** RECORDS SHOWN follows **
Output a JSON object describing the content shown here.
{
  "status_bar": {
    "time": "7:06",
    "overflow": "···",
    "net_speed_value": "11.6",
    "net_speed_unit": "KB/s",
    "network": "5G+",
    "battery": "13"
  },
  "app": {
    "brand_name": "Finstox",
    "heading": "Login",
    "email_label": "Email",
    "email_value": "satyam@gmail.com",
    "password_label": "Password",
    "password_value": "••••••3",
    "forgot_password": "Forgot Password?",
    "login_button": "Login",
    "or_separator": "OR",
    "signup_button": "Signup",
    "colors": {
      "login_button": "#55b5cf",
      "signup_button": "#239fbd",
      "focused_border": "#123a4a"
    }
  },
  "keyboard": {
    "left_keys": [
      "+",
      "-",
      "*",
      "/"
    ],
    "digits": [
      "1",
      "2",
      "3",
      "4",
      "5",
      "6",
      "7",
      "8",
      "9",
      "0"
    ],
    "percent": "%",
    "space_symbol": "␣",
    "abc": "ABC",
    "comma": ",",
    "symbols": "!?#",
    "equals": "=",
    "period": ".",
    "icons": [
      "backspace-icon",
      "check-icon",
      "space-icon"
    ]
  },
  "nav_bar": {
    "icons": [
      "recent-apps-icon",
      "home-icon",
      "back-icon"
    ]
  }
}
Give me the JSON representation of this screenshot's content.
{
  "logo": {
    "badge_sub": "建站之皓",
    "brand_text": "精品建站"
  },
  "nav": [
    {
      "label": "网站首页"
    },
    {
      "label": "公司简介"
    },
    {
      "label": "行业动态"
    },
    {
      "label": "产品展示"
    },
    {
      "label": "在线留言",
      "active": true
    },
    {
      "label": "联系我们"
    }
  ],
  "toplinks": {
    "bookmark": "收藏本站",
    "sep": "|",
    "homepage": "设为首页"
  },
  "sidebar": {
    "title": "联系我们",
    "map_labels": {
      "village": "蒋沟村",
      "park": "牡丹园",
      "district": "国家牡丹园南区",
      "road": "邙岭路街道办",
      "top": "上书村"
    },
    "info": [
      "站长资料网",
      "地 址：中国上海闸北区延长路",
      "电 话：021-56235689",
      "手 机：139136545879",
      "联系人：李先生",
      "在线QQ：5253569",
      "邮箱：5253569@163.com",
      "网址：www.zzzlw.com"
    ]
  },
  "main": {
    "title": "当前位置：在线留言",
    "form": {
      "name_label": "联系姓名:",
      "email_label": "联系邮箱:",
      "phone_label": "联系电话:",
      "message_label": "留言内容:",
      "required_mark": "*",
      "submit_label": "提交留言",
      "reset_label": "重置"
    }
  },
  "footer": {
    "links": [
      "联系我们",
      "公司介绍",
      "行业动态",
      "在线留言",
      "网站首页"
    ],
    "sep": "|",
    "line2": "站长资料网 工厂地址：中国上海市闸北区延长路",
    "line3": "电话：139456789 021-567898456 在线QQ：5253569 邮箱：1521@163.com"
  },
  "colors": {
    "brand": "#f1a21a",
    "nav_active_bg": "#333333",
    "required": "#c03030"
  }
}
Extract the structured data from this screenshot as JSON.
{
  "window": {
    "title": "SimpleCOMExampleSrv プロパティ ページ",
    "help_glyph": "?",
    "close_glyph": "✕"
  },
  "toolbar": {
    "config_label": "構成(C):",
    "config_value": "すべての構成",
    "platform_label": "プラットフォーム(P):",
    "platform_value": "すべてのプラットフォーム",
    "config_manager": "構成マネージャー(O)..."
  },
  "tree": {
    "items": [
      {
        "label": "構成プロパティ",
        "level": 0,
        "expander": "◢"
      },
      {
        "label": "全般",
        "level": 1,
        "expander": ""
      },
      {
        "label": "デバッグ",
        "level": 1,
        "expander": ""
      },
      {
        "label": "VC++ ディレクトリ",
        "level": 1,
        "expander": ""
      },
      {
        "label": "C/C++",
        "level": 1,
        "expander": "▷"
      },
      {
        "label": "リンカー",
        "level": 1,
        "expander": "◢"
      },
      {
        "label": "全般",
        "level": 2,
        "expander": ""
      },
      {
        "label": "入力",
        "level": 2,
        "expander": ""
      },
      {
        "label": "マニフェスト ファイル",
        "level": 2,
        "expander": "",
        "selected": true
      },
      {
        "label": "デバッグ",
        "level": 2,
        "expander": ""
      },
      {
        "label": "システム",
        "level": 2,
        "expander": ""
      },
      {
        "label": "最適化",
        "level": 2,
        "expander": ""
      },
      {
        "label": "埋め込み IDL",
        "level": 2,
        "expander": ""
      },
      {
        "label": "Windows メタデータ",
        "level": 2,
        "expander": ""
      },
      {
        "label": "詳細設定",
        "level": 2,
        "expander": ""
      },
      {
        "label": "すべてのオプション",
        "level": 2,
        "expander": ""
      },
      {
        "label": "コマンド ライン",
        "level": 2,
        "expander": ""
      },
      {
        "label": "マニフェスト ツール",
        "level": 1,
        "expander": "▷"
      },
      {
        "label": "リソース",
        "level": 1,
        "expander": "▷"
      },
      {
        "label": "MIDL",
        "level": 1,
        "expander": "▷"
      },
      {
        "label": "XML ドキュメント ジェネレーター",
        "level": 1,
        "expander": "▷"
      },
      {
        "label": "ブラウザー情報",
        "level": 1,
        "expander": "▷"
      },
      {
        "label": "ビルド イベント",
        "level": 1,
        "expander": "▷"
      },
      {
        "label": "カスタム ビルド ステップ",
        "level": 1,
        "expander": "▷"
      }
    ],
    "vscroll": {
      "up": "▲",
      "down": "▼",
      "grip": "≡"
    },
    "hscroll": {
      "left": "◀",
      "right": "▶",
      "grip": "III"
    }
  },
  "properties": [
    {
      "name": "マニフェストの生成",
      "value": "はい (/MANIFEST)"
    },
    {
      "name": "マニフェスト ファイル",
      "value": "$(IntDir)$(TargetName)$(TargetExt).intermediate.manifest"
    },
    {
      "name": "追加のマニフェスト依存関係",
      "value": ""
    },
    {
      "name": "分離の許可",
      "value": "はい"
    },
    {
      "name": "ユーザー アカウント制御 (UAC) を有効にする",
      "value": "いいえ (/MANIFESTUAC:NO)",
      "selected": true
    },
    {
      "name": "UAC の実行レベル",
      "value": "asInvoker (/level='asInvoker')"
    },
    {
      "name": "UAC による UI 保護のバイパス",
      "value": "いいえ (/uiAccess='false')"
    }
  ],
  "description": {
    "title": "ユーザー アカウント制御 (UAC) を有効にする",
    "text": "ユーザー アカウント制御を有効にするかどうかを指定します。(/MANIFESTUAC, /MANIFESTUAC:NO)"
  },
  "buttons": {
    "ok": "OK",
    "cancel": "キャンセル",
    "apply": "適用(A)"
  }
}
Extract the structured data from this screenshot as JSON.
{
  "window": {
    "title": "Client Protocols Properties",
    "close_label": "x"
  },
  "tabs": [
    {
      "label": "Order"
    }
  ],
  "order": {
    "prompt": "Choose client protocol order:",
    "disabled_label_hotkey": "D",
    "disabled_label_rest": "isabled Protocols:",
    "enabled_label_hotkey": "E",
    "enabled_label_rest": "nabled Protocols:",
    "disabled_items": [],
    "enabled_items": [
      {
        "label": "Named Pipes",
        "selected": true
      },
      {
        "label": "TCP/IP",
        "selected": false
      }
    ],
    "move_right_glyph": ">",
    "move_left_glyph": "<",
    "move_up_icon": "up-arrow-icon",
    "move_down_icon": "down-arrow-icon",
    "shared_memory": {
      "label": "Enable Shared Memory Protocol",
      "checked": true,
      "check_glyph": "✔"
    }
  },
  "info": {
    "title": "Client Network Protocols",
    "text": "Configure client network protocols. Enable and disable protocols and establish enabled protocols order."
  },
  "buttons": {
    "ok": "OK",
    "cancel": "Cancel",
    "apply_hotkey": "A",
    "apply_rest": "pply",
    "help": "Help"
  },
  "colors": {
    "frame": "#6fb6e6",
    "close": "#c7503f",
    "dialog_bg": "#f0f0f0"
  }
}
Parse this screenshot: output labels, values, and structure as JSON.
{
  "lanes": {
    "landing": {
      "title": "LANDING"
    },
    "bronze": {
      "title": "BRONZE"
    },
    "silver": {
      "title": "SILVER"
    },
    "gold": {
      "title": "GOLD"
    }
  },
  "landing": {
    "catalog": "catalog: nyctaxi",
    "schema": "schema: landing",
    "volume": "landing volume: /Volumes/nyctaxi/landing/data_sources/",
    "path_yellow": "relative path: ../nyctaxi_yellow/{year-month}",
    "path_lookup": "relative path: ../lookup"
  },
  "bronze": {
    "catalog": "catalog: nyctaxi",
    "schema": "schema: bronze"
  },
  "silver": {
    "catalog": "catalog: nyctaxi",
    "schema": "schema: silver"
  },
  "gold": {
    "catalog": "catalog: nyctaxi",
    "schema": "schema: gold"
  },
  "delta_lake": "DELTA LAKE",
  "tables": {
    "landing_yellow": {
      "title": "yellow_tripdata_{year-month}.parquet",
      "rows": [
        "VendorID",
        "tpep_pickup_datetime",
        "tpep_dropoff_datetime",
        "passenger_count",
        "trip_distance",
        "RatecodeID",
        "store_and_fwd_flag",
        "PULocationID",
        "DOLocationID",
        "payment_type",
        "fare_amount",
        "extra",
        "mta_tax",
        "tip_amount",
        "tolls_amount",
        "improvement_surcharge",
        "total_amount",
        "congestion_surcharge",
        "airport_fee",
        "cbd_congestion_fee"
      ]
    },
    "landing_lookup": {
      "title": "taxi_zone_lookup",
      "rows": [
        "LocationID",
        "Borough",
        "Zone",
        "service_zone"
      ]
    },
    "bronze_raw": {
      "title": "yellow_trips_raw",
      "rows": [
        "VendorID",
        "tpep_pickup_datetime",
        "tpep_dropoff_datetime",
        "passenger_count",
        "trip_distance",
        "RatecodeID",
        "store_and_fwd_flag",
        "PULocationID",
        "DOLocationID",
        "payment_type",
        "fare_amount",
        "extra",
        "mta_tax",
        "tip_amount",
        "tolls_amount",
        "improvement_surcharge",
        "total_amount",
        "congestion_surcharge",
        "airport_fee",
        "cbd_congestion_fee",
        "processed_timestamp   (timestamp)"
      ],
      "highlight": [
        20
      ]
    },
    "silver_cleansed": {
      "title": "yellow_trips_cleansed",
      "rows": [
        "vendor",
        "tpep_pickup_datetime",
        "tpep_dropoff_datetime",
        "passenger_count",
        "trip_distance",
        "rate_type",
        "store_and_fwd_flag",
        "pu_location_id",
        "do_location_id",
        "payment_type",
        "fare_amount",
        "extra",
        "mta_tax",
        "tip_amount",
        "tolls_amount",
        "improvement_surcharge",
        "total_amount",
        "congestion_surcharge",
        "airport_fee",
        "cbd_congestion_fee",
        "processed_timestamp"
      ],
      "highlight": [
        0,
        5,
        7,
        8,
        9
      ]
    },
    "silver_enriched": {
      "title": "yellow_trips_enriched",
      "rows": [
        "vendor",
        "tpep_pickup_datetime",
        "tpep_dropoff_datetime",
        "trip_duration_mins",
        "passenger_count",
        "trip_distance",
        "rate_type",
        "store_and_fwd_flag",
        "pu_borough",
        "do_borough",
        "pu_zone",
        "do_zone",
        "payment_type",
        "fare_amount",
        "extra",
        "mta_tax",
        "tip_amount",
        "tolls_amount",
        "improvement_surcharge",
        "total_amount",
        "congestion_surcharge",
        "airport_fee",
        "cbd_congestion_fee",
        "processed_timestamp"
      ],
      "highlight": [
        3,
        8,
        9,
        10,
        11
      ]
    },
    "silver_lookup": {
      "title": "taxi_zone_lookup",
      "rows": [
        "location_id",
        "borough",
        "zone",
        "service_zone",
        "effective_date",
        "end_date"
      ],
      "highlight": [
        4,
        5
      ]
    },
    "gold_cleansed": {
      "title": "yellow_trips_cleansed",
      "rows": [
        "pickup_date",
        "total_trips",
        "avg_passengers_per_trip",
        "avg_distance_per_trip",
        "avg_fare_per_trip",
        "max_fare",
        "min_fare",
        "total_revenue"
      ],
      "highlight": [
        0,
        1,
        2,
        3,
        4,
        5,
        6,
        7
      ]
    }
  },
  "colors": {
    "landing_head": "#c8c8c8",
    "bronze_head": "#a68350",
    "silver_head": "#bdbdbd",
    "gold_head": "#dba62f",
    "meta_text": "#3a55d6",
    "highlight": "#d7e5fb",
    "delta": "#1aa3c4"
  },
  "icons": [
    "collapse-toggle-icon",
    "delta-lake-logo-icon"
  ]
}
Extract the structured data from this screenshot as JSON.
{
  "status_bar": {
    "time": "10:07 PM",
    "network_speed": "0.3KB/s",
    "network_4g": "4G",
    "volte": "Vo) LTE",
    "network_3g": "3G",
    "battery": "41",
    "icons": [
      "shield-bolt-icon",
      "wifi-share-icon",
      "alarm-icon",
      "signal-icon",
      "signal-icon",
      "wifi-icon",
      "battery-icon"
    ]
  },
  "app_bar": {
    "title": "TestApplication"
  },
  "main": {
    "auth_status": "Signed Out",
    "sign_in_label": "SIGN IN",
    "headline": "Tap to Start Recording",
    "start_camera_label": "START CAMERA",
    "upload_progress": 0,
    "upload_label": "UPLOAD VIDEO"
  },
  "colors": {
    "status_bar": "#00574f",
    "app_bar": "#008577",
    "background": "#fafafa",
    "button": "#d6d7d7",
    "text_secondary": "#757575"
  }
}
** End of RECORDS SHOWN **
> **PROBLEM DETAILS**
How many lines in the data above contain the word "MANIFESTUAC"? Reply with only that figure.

> **ANSWER TO THIS EXERCISE**
2